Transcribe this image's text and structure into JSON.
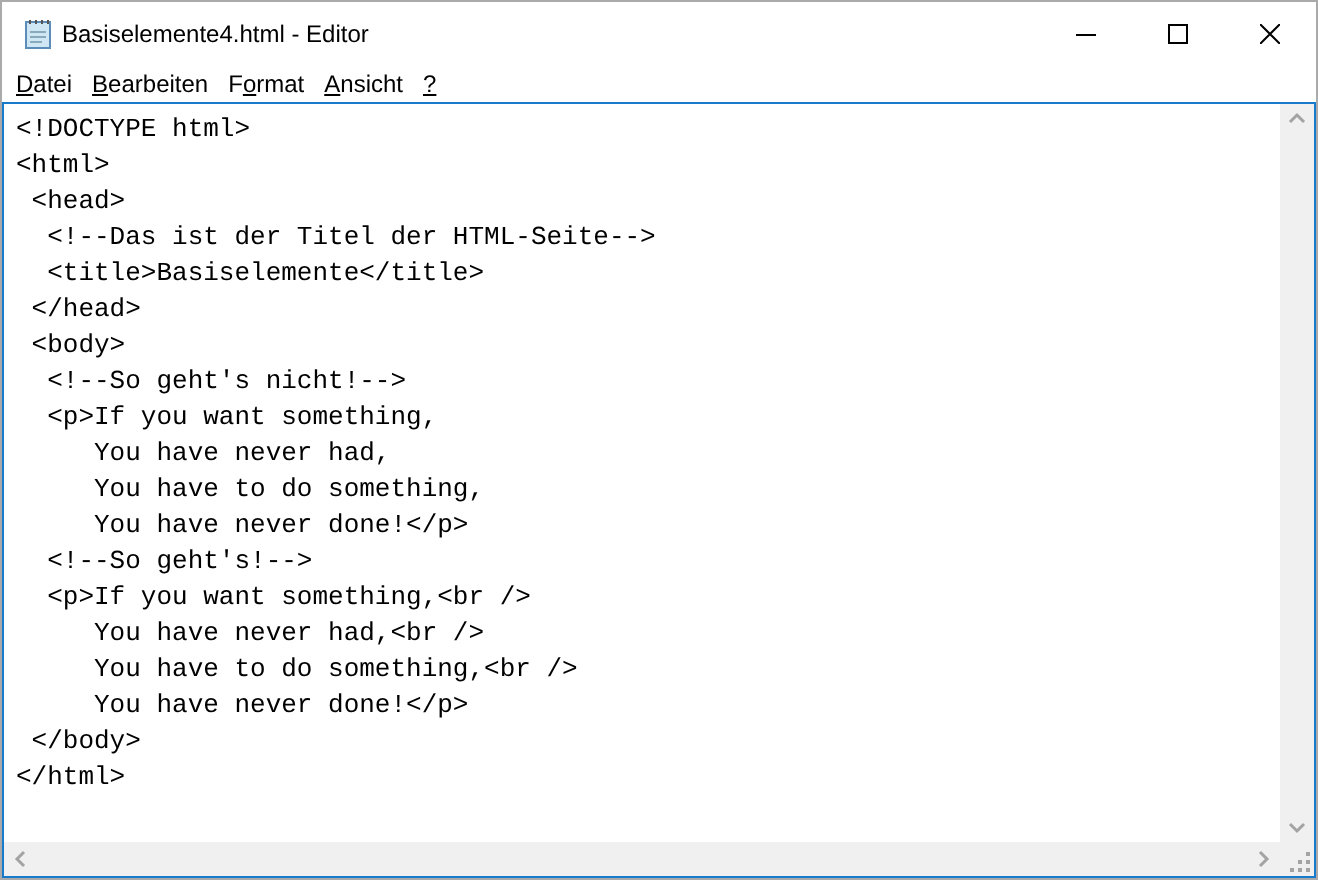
{
  "window": {
    "title": "Basiselemente4.html - Editor"
  },
  "menu": [
    {
      "key": "D",
      "rest": "atei"
    },
    {
      "key": "B",
      "rest": "earbeiten"
    },
    {
      "prefix": "F",
      "key": "o",
      "rest": "rmat"
    },
    {
      "key": "A",
      "rest": "nsicht"
    },
    {
      "key": "?"
    }
  ],
  "editor": {
    "lines": [
      "<!DOCTYPE html>",
      "<html>",
      " <head>",
      "  <!--Das ist der Titel der HTML-Seite-->",
      "  <title>Basiselemente</title>",
      " </head>",
      " <body>",
      "  <!--So geht's nicht!-->",
      "  <p>If you want something,",
      "     You have never had,",
      "     You have to do something,",
      "     You have never done!</p>",
      "  <!--So geht's!-->",
      "  <p>If you want something,<br />",
      "     You have never had,<br />",
      "     You have to do something,<br />",
      "     You have never done!</p>",
      " </body>",
      "</html>"
    ]
  }
}
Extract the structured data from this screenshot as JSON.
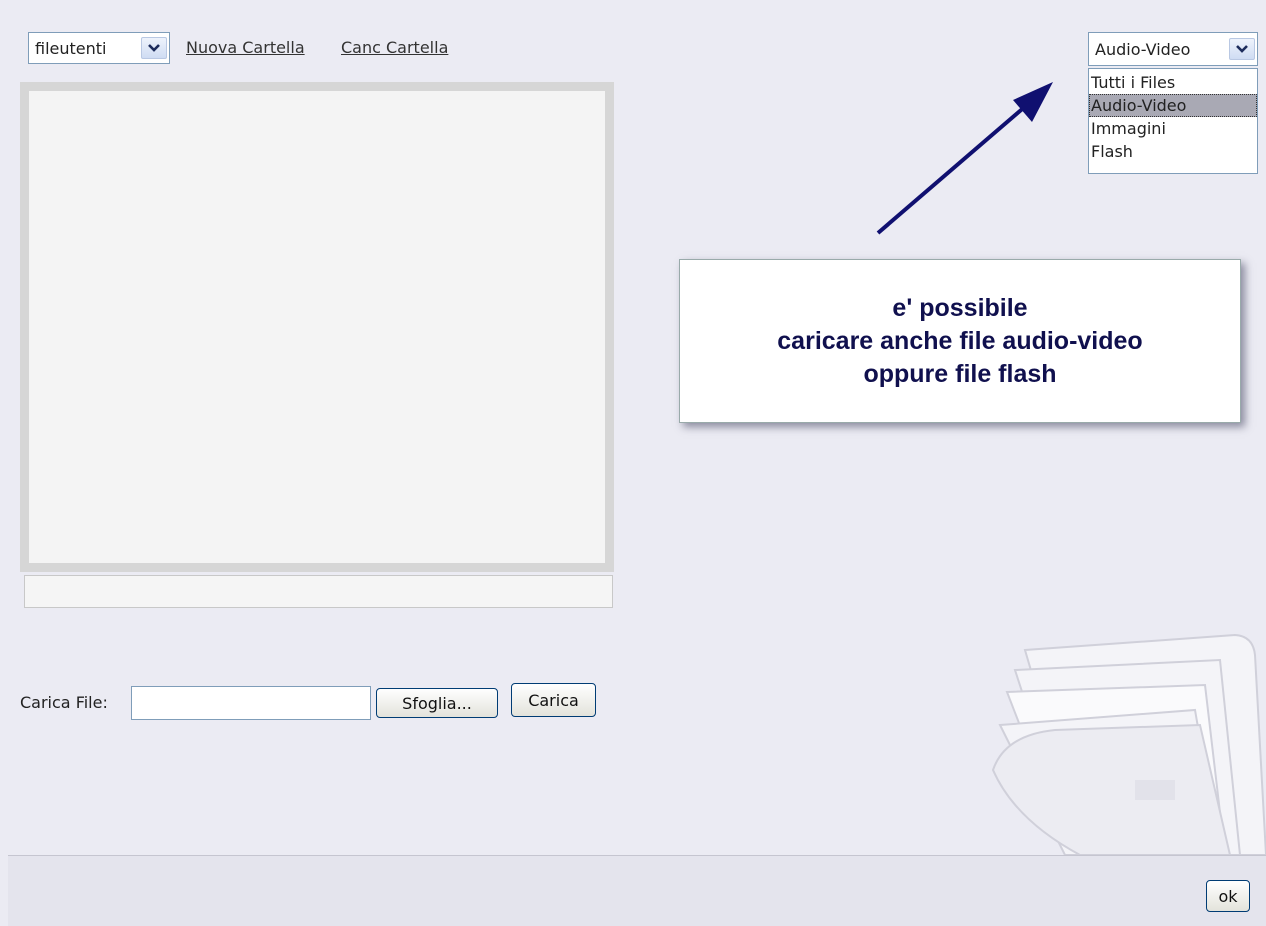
{
  "toolbar": {
    "folder_select_value": "fileutenti",
    "new_folder_link": "Nuova Cartella",
    "delete_folder_link": "Canc Cartella",
    "type_select_value": "Audio-Video"
  },
  "type_dropdown": {
    "options": [
      "Tutti i Files",
      "Audio-Video",
      "Immagini",
      "Flash"
    ],
    "selected": "Audio-Video"
  },
  "callout": {
    "lines": [
      "e' possibile",
      "caricare anche file audio-video",
      "oppure file flash"
    ]
  },
  "upload": {
    "label": "Carica File:",
    "file_value": "",
    "browse_label": "Sfoglia...",
    "upload_label": "Carica"
  },
  "footer": {
    "ok_label": "ok"
  },
  "icons": {
    "arrow": "arrow-icon",
    "folder": "folder-icon",
    "dropdown": "chevron-down-icon"
  },
  "colors": {
    "background": "#ebebf3",
    "callout_text": "#10104e",
    "arrow": "#101070"
  }
}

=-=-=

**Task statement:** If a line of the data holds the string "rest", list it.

**Exercise solution:**
      "rest": "atei"
      "rest": "earbeiten"
      "rest": "rmat"
      "rest": "nsicht"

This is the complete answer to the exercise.